A study by two business professors at American University of Beirut showed very little difference between the shopping habits of men and women, defying the long-held assumption that “women shop and men buy,” according to a Friday news release from AUB. The study also contradicted previous reports by top business journals that suggested women are a unique economy, the researchers said.
With the help of students from the Olayan School of Business, professors Laurence Leigh and Leila Hanna-Khauli, studied 400 groups of shoppers in both fashion and sports stores around Beirut.
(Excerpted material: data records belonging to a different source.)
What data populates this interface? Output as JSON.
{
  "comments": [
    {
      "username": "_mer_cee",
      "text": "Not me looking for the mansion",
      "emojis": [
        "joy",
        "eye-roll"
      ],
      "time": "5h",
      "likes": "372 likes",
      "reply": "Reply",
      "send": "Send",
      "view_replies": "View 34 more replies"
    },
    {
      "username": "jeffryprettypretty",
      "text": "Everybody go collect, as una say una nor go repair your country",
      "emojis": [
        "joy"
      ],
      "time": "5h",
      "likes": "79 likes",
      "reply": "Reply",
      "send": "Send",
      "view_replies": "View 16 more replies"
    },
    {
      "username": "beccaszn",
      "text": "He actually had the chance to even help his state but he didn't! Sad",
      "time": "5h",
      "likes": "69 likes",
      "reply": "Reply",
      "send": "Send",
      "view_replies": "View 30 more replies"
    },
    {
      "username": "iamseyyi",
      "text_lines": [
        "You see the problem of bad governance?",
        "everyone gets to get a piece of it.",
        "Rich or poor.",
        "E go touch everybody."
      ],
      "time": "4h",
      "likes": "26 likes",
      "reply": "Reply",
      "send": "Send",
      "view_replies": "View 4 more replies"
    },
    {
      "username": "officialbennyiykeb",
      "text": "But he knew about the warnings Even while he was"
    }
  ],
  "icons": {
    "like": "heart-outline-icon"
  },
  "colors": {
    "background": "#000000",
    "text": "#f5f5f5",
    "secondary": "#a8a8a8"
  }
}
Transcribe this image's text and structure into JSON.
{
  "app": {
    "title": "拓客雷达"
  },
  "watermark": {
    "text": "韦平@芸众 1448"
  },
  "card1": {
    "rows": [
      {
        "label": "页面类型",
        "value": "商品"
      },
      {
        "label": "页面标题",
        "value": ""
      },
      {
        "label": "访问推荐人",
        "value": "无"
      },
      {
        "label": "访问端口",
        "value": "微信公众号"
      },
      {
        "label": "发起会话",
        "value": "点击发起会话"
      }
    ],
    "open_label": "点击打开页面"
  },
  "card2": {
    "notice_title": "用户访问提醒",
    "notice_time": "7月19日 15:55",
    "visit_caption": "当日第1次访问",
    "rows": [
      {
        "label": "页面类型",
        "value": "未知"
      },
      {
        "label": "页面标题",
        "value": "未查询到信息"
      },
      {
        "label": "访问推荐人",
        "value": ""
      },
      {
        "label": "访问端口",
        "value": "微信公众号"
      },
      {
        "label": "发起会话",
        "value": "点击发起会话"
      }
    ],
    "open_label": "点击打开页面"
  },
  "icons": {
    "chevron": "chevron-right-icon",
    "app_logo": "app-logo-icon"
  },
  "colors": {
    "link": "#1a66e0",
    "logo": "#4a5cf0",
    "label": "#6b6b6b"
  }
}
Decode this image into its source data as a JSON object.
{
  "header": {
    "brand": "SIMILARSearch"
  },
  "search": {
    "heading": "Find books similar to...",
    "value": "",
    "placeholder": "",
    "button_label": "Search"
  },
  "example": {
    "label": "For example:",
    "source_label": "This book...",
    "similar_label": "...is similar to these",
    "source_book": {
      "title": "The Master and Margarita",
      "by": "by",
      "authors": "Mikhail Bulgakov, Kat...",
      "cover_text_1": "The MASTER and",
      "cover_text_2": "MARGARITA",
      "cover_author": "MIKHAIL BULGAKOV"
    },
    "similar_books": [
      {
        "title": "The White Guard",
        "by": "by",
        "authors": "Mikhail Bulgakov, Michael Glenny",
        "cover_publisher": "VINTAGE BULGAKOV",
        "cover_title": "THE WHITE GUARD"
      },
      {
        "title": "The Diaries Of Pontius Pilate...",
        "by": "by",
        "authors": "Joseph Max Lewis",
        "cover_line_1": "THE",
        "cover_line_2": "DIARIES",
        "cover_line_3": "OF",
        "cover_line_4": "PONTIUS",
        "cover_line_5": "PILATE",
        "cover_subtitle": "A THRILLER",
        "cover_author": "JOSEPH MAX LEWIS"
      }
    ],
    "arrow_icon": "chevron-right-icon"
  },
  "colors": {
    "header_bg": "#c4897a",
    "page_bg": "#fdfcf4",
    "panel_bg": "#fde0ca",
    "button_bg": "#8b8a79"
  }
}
They first presented their research in January, as part of the 14th International Marketing Trends Conference in Venice.
The study concluded that the sexes spend equal time and money when they visit stores.
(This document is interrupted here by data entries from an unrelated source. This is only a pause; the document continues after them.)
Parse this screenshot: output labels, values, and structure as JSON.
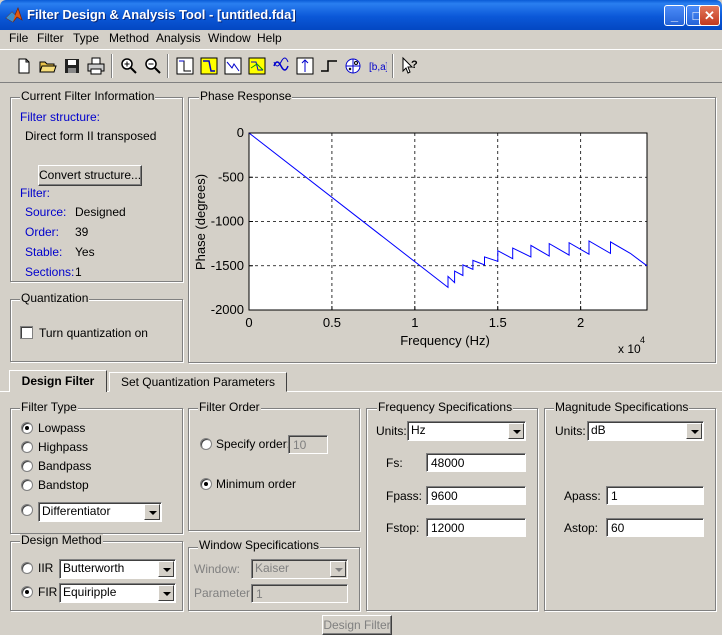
{
  "window": {
    "title": "Filter Design & Analysis Tool - [untitled.fda]",
    "minimize": "_",
    "maximize": "□",
    "close": "✕"
  },
  "menu": [
    "File",
    "Filter",
    "Type",
    "Method",
    "Analysis",
    "Window",
    "Help"
  ],
  "toolbar": {
    "icons": [
      "new-file-icon",
      "open-folder-icon",
      "save-icon",
      "print-icon",
      "zoom-in-icon",
      "zoom-out-icon",
      "filter-specs-icon",
      "magnitude-response-icon",
      "phase-response-icon",
      "magnitude-phase-icon",
      "group-delay-icon",
      "impulse-response-icon",
      "step-response-icon",
      "pole-zero-icon",
      "coefficients-icon",
      "whats-this-icon"
    ]
  },
  "current_filter": {
    "legend": "Current Filter Information",
    "structure_label": "Filter structure:",
    "structure_value": "Direct form II transposed",
    "convert_button": "Convert structure...",
    "filter_label": "Filter:",
    "source_label": "Source:",
    "source_value": "Designed",
    "order_label": "Order:",
    "order_value": "39",
    "stable_label": "Stable:",
    "stable_value": "Yes",
    "sections_label": "Sections:",
    "sections_value": "1"
  },
  "quantization": {
    "legend": "Quantization",
    "checkbox_label": "Turn quantization on",
    "checked": false
  },
  "plot": {
    "legend": "Phase Response",
    "line_color": "#0000ff"
  },
  "chart_data": {
    "type": "line",
    "title": "",
    "xlabel": "Frequency (Hz)",
    "ylabel": "Phase (degrees)",
    "x_exponent_label": "x 10",
    "x_exponent": "4",
    "xlim": [
      0,
      24000
    ],
    "ylim": [
      -2000,
      0
    ],
    "xticks": [
      0,
      5000,
      10000,
      15000,
      20000
    ],
    "xtick_labels": [
      "0",
      "0.5",
      "1",
      "1.5",
      "2"
    ],
    "yticks": [
      0,
      -500,
      -1000,
      -1500,
      -2000
    ],
    "ytick_labels": [
      "0",
      "-500",
      "-1000",
      "-1500",
      "-2000"
    ],
    "grid": true,
    "series": [
      {
        "x": [
          0,
          12000,
          12000,
          12400,
          12400,
          12900,
          12900,
          13500,
          13500,
          14200,
          14200,
          15000,
          15000,
          15900,
          15900,
          17000,
          17000,
          18100,
          18100,
          19300,
          19300,
          20500,
          20500,
          21800,
          21800,
          23000,
          24000
        ],
        "y": [
          0,
          -1745,
          -1620,
          -1690,
          -1560,
          -1610,
          -1490,
          -1540,
          -1440,
          -1490,
          -1400,
          -1450,
          -1330,
          -1420,
          -1300,
          -1400,
          -1270,
          -1390,
          -1250,
          -1380,
          -1240,
          -1370,
          -1220,
          -1360,
          -1230,
          -1360,
          -1500
        ]
      }
    ]
  },
  "tabs": {
    "design": "Design Filter",
    "quantization": "Set Quantization Parameters"
  },
  "filter_type": {
    "legend": "Filter Type",
    "options": [
      "Lowpass",
      "Highpass",
      "Bandpass",
      "Bandstop"
    ],
    "selected": "Lowpass",
    "other_value": "Differentiator"
  },
  "design_method": {
    "legend": "Design Method",
    "iir_label": "IIR",
    "iir_value": "Butterworth",
    "fir_label": "FIR",
    "fir_value": "Equiripple",
    "selected": "FIR"
  },
  "filter_order": {
    "legend": "Filter Order",
    "specify_label": "Specify order:",
    "specify_value": "10",
    "minimum_label": "Minimum order",
    "selected": "Minimum order"
  },
  "window_specs": {
    "legend": "Window Specifications",
    "window_label": "Window:",
    "window_value": "Kaiser",
    "parameter_label": "Parameter:",
    "parameter_value": "1"
  },
  "frequency_specs": {
    "legend": "Frequency Specifications",
    "units_label": "Units:",
    "units_value": "Hz",
    "fs_label": "Fs:",
    "fs_value": "48000",
    "fpass_label": "Fpass:",
    "fpass_value": "9600",
    "fstop_label": "Fstop:",
    "fstop_value": "12000"
  },
  "magnitude_specs": {
    "legend": "Magnitude Specifications",
    "units_label": "Units:",
    "units_value": "dB",
    "apass_label": "Apass:",
    "apass_value": "1",
    "astop_label": "Astop:",
    "astop_value": "60"
  },
  "design_button": "Design Filter"
}
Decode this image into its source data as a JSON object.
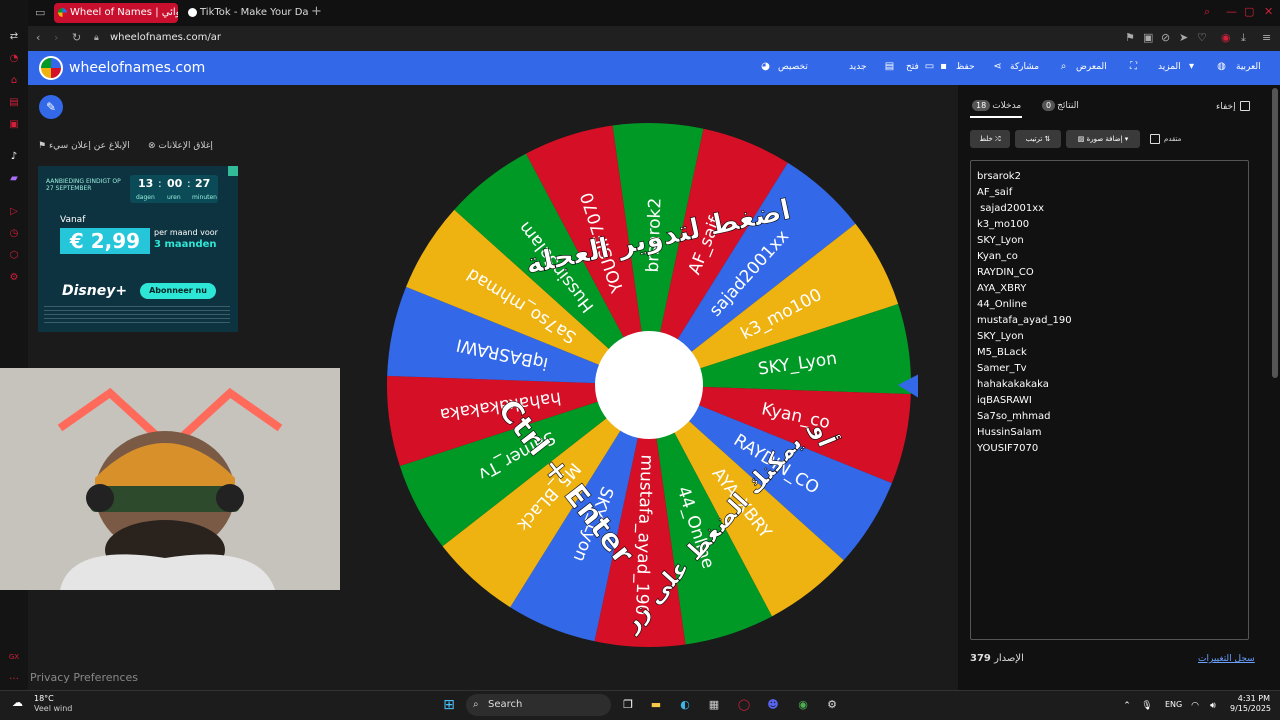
{
  "browser": {
    "tabs": [
      {
        "label": "Wheel of Names | عشوائي",
        "active": true
      },
      {
        "label": "TikTok - Make Your Day",
        "active": false
      }
    ],
    "url": "wheelofnames.com/ar",
    "url_path": "/ar"
  },
  "header": {
    "site_title": "wheelofnames.com",
    "nav": {
      "customize": "تخصيص",
      "new": "جديد",
      "open": "فتح",
      "save": "حفظ",
      "share": "مشاركة",
      "gallery": "المعرض",
      "more": "المزيد",
      "language": "العربية"
    }
  },
  "ads": {
    "close_ads": "إغلاق الإعلانات",
    "report_ad": "الإبلاغ عن إعلان سيء",
    "banner": {
      "headline": "AANBIEDING EINDIGT OP 27 SEPTEMBER",
      "countdown_days": "13",
      "countdown_hours": "00",
      "countdown_minutes": "27",
      "unit_days": "dagen",
      "unit_hours": "uren",
      "unit_minutes": "minuten",
      "vanaf": "Vanaf",
      "price": "€ 2,99",
      "price_note_1": "per maand voor",
      "price_note_2": "3 maanden",
      "brand": "Disney+",
      "cta": "Abonneer nu"
    }
  },
  "wheel": {
    "colors": [
      "#009925",
      "#d50f25",
      "#3369e8",
      "#eeb211"
    ],
    "pointer_color": "#3369e8",
    "overlay_top": "اضغط لتدوير العجلة",
    "overlay_or": "أو",
    "overlay_bottom": "يمكنك الضغط على زر",
    "overlay_shortcut": "Ctrl + Enter"
  },
  "panel": {
    "hide_label": "إخفاء",
    "results_label": "النتائج",
    "results_count": "0",
    "entries_label": "مدخلات",
    "entries_count": "18",
    "shuffle": "خلط",
    "sort": "ترتيب",
    "add_image": "إضافة صورة",
    "advanced": "متقدم",
    "entries": [
      "brsarok2",
      "AF_saif",
      " sajad2001xx",
      "k3_mo100",
      "SKY_Lyon",
      "Kyan_co",
      "RAYDIN_CO",
      "AYA_XBRY",
      "44_Online",
      "mustafa_ayad_190",
      "SKY_Lyon",
      "M5_BLack",
      "Samer_Tv",
      "hahakakakaka",
      "iqBASRAWI",
      "Sa7so_mhmad",
      "HussinSalam",
      "YOUSIF7070"
    ],
    "version_label": "الإصدار",
    "version_number": "379",
    "changelog": "سجل التغييرات"
  },
  "privacy": "Privacy Preferences",
  "taskbar": {
    "temperature": "18°C",
    "weather": "Veel wind",
    "search": "Search",
    "language": "ENG",
    "time": "4:31 PM",
    "date": "9/15/2025"
  }
}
“These results were not at all what we expected,” Leigh said.
To gather information, the researchers observed the groups, asking them questions about their purchases. Men were more inclined than women to have a plan before getting to the store. But once inside the sexes spent similar time shopping; they also strayed from their shopping lists to similar degrees.
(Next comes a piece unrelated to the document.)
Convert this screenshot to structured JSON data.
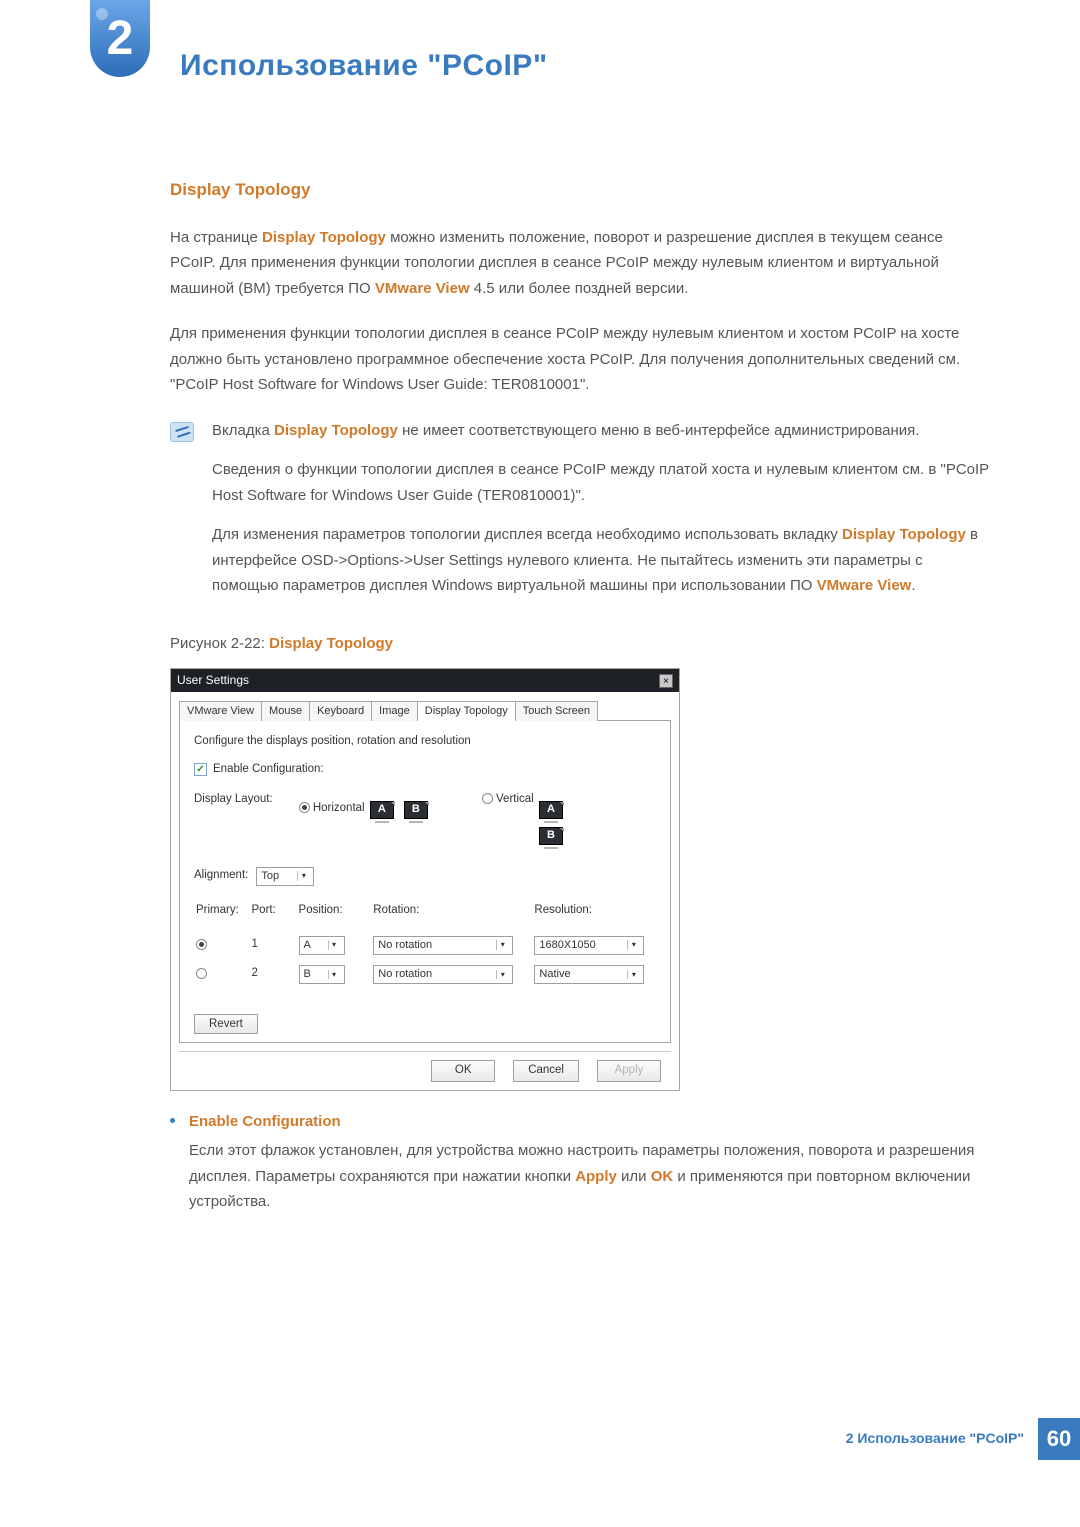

Indeed, a surprising detail among the men studied was that when they made unplanned purchases, they spent more than women. “This suggests that male shoppers may actually be better targets for promoting ‘impulse items,’” Leigh said.
The findings are particularly interesting given articles published in journals such as Harvard Business Review, which Leigh said described women as such a distinct economy “that it represented a bigger opportunity than China and India combined. ... Our study suggests that gender-related differences in shopping behaviors are much more nuanced than that.”
Leigh, an assistant professor at AUB, has had a long career in consulting on international marketing issues and successfully helped launch a number of startups. His research partner Khauli-Hanna also teaches marketing and has spearheaded classes at AUB about marketing and social media. Her interests focus on creative industries like fragrance and fashion in Lebanon.
The next step for the research is to find out if its applicable outside of Lebanon.
“What we don’t know is whether this similarity in shopping habits is a feature of the Lebanese environment or part of a broader ‘metrosexual’ phenomenon,” Leigh said. “What we want to do now is replicate the research in Europe or the U.S. to see how habits there compare with the Levant.”